Wednesday, March 2, 2011

Lori Berenson and Peruvian Anger

Berenson and Salvador
Today the NYTimes published an interesting and extensive article on the saga of leftist activist, Lori Berenson who has just been released from prison in Peru after 15 years of incarceration. She was convicted because her involvement with the revolutionary group, Tupac Amaru, although it was never clear exactly what she did with them beyond renting an apartment for some group members. She is now required to live in Lima, under supervised parole conditions, until 2015. At that point she will be forced to leave Peru and never return. While in prison, she met and married a fellow inmate and was allowed conjugal visits. In 2009, Berenson gave birth to her son Salvador. Women prisoners in Peru are allowed to care for their children up until the age of 3.

My S.O. (significant other) and I visited Peru this past summer. In Lima we stayed in the bustling, affluent and cosmopolitan district of Miraflores where Berenson's parent's pay for the apartment where she and her son, Salvador, reside. Upon moving into her place she was barraged with the rage of her neighbors who spit at her and shouted "terrorist." They protested her presence publicly and, as a result, she was unceremoniously returned to jail. And it was a fact that every person my S.O. and I spoke with in that country which included cab drivers, artists, store clerks, hotel employees, students, indigenous people and union members felt strong opposition to Lori Berenson and her struggle. Even when we pointed out that her intentions were good but she was a probably quite naive, they were unmoved by her plight.

The reasons we could deduce for this residual anger and resentment involve the bombings, oppression and general hardship that the Peruvian people endured in the 1980's. The fear, death and destruction of that era was considerable and those who were older haven't yet recovered. The wounds are still bloody and the scars are deep. I'm convinced that Berenson, who is said to speak Spanish with a Peruvian accent now, will never attain any degree of acceptance there.

The gist of what Peruvians said about her was, why doesn't she fix things in her own country before coming here and screwing around with ours?
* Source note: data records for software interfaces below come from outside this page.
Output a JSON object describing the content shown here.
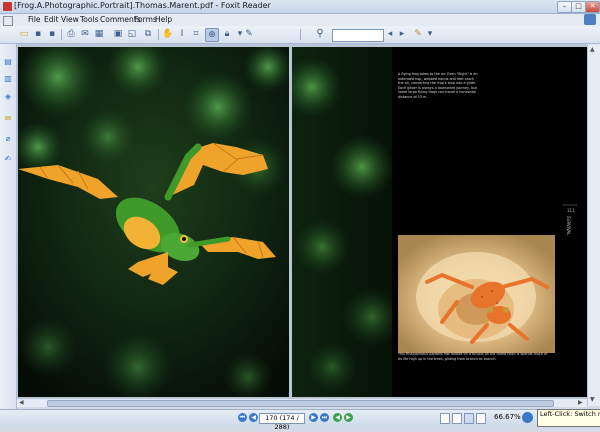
{
  "window": {
    "title": "[Frog.A.Photographic.Portrait].Thomas.Marent.pdf - Foxit Reader",
    "title_prefix_label": "[Frog.A.Photographic.Portrait].Thomas.Marent.pdf - Foxit Reader",
    "minimize_label": "–",
    "maximize_label": "□",
    "close_label": "✕"
  },
  "menu": {
    "items": [
      "File",
      "Edit",
      "View",
      "Tools",
      "Comments",
      "Forms",
      "Help"
    ]
  },
  "toolbar": {
    "search_placeholder": ""
  },
  "document": {
    "caption_top": "A flying frog takes to the air. Even \"flight\" is an extended hop, webbed hands and feet catch the air, converting the frog's leap into a glide. Each glider is always a downward journey, but some large flying frogs can travel a horizontal distance of 15 m.",
    "caption_bottom": "This Rhacophorus pardalis has landed on a fungus on the forest floor. It spends much of its life high up in the trees, gliding from branch to branch.",
    "page_number_right": "111",
    "section_label": "SURVIVAL"
  },
  "statusbar": {
    "page_field": "170 (174 / 288)",
    "zoom": "66.67%",
    "tooltip": "Left-Click: Switch rende"
  },
  "colors": {
    "accent": "#3c78c8",
    "frog_green": "#3f9a2a",
    "frog_orange": "#f0a32a"
  }
}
We took that advice to heart, and although we photographed and cheered many marches and demonstrations in that very activist country, we were cautious about joining the militants in their ranks. There is certainly much here in the USA that desperately needs our resources and attention.